Food-related courses up 50 percent at universities
This week, the Pioneer Press, which serves Minnesota's Twin Cities, ran a Washington Post story about a new food trend. This time, the trend isn't a new product or fad diet, but emerging university-level education about the politics, psychology and production of food.
The story noted that Boston University and New York University have offered food studies programs for more than a decade, and Yale's food studies program includes a high-profile on-campus farm and dining halls stocked with organic and local food. Now, however, food is entering the "academic mainstream," it said.
To wit, the University of New Hampshire will launch a dual major in eco-gastronomy and UC Davis will introduce a food concentration for American studies majors this fall.
UC Davis associate professor of American Studies Carolyn de la Peña, who launched the new concentration, said when she first taught a food course seven years ago, it was hard to find books. She sent her students to restaurants to observe and to their home kitchens to cook comfort food, the article said.
Academic acceptance of interdisciplinary fields, such as American or women's studies, has helped pave the way for food's debut as a legitimate subject.

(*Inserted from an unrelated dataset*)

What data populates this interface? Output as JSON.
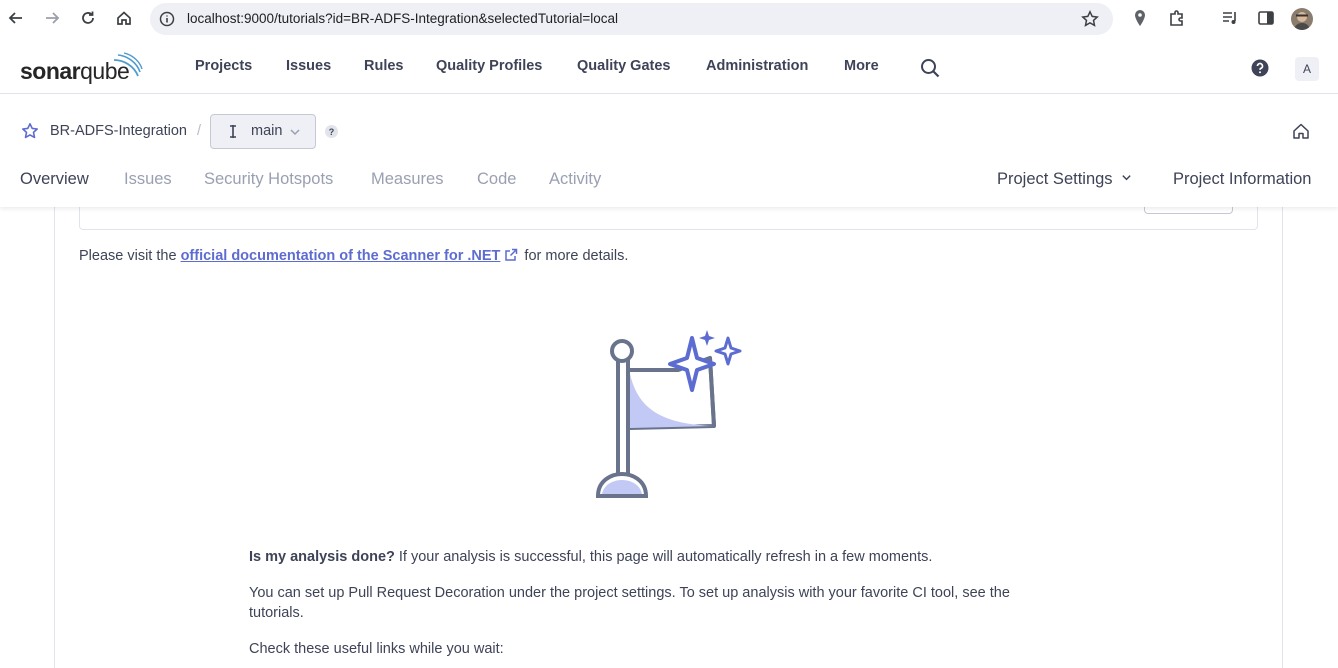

"Food studies answers the craving for interdisciplinary exchange among professors across the sciences and humanities that has been growing for a decade," de la Peña was quoted.